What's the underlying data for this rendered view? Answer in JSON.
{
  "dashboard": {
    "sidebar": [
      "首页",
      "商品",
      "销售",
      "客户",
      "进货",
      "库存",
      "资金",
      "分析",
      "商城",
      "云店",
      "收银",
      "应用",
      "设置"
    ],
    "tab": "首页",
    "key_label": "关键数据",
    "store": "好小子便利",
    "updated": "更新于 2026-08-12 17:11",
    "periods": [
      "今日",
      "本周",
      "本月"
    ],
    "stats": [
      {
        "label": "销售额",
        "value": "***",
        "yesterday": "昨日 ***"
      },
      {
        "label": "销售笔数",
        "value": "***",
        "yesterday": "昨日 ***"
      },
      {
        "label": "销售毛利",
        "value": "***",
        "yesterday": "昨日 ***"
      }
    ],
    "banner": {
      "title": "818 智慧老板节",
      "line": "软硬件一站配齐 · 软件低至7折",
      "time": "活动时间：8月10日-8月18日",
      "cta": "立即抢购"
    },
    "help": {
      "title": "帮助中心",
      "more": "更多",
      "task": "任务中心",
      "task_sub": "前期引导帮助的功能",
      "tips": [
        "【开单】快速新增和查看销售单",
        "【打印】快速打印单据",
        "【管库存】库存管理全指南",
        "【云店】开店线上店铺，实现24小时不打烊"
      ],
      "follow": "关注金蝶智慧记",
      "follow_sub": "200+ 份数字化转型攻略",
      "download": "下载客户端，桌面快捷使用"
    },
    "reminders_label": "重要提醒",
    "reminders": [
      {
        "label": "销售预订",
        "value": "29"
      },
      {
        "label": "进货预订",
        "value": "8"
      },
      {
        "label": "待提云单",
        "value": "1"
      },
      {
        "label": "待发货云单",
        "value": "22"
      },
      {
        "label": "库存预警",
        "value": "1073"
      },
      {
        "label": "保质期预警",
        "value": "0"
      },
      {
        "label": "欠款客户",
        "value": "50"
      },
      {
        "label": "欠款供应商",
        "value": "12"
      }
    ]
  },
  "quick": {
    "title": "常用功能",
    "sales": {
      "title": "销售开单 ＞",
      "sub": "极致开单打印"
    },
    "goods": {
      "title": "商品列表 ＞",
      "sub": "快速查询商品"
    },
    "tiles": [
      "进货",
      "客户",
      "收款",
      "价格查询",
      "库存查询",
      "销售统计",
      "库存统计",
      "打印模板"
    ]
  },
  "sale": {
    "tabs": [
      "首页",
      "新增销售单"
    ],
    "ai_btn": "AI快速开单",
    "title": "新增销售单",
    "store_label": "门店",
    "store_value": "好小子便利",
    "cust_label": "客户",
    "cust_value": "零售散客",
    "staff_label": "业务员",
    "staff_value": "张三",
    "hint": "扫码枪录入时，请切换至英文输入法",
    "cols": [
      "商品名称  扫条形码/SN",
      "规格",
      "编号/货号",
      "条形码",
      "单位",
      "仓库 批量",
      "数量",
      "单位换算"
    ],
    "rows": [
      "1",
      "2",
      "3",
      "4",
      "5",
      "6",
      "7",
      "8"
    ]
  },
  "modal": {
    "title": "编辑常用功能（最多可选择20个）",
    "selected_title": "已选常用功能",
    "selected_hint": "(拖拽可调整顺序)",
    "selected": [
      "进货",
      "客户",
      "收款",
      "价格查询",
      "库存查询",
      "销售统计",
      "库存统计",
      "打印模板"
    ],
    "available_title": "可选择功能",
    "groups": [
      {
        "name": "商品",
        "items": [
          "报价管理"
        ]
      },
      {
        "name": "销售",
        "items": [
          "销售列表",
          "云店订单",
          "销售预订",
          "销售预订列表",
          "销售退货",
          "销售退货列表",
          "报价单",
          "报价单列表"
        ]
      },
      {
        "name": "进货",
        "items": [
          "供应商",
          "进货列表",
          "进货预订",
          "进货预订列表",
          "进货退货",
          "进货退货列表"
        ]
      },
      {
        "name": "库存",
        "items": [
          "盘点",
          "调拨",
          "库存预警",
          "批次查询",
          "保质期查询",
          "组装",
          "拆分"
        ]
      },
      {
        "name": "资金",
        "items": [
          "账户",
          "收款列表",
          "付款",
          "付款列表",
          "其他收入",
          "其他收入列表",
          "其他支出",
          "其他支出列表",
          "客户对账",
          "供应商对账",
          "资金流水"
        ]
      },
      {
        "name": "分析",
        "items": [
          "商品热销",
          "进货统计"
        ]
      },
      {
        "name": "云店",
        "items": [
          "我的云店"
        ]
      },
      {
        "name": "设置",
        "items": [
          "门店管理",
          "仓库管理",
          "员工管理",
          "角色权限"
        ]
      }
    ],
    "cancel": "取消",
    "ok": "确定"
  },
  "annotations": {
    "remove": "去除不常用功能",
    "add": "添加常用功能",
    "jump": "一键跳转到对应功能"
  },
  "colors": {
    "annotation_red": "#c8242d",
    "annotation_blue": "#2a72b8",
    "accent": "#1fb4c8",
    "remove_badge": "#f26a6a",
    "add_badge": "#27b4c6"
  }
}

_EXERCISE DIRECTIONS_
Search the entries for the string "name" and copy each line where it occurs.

_RESPONSE TO THE TASK_
        "name": "商品",
        "name": "销售",
        "name": "进货",
        "name": "库存",
        "name": "资金",
        "name": "分析",
        "name": "云店",
        "name": "设置",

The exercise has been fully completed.